* **PROVIDED ENTRIES**
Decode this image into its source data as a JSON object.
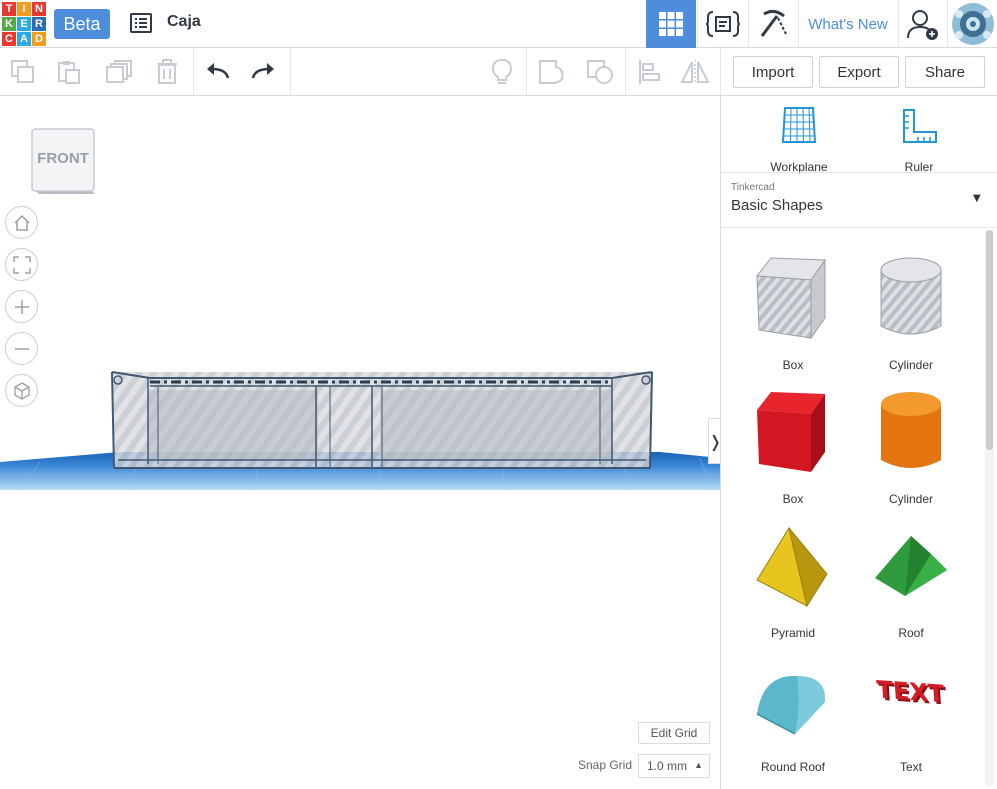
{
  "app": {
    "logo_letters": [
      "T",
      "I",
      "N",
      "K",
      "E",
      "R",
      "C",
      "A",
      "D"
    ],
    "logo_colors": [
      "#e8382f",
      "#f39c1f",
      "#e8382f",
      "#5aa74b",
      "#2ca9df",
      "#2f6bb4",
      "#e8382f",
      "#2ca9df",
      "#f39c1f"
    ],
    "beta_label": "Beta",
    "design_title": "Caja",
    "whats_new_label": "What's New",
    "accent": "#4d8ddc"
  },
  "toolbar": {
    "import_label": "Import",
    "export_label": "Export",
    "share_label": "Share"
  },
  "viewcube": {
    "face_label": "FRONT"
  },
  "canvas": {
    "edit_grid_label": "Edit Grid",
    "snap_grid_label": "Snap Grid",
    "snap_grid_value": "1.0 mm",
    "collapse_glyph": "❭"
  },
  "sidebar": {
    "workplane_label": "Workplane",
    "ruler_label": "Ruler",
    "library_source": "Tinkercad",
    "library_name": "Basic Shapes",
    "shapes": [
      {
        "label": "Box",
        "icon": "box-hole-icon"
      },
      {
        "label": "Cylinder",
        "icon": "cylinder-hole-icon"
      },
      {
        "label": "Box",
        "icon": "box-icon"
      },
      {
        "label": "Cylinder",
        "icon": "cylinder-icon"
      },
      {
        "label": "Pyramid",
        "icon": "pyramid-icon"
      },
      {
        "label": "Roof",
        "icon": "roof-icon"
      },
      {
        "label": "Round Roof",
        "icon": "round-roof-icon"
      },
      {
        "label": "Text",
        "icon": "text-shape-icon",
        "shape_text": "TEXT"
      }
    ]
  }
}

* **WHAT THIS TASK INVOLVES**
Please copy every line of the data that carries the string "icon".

* **RESPONSE**
        "icon": "box-hole-icon"
        "icon": "cylinder-hole-icon"
        "icon": "box-icon"
        "icon": "cylinder-icon"
        "icon": "pyramid-icon"
        "icon": "roof-icon"
        "icon": "round-roof-icon"
        "icon": "text-shape-icon",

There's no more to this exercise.